### Task inputs
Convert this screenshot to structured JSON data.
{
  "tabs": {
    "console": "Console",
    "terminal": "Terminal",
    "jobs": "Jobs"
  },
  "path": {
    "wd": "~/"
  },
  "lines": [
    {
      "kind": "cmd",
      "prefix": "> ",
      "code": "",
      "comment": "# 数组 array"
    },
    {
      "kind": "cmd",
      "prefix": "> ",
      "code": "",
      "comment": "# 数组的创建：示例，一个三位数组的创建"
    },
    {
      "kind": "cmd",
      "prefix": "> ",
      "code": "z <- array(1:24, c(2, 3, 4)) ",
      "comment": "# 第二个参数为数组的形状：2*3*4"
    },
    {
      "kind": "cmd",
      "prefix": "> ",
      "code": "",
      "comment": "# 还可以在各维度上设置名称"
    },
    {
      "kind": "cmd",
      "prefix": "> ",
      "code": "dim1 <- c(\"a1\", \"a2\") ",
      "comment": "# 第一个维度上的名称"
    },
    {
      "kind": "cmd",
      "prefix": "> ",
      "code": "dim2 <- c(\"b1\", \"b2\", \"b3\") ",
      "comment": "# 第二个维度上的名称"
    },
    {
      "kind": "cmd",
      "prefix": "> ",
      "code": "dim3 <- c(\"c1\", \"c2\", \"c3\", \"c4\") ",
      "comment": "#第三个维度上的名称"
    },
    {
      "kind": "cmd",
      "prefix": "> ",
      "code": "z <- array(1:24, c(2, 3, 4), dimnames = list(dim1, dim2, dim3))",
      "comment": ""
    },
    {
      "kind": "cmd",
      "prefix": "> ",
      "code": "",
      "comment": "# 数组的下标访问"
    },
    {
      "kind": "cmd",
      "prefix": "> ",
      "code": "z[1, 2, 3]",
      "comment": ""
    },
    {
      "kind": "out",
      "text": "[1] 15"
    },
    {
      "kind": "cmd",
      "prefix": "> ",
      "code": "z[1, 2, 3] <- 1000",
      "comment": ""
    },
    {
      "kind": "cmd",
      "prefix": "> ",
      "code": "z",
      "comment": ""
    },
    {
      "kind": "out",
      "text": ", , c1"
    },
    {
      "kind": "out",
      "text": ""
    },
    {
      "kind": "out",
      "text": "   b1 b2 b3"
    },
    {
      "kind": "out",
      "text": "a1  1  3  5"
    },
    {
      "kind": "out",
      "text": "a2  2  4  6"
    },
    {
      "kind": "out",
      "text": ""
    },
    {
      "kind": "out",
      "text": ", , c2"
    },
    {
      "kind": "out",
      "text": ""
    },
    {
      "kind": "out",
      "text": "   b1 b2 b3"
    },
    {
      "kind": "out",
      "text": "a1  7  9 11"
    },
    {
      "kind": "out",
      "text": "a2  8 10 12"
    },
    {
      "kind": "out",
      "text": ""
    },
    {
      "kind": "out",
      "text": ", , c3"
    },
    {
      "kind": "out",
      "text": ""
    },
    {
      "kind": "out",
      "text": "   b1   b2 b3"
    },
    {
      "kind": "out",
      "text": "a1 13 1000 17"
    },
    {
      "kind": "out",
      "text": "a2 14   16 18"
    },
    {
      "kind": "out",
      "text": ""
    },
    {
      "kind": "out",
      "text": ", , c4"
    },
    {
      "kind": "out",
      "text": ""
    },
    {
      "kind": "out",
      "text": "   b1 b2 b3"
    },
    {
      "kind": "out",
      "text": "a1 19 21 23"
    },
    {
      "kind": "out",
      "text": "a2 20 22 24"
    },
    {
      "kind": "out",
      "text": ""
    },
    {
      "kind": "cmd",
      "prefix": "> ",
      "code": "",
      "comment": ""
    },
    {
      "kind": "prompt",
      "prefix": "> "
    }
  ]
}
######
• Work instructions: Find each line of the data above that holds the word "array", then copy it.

• Written solution:
      "comment": "# 数组 array"
      "code": "z <- array(1:24, c(2, 3, 4)) ",
      "code": "z <- array(1:24, c(2, 3, 4), dimnames = list(dim1, dim2, dim3))",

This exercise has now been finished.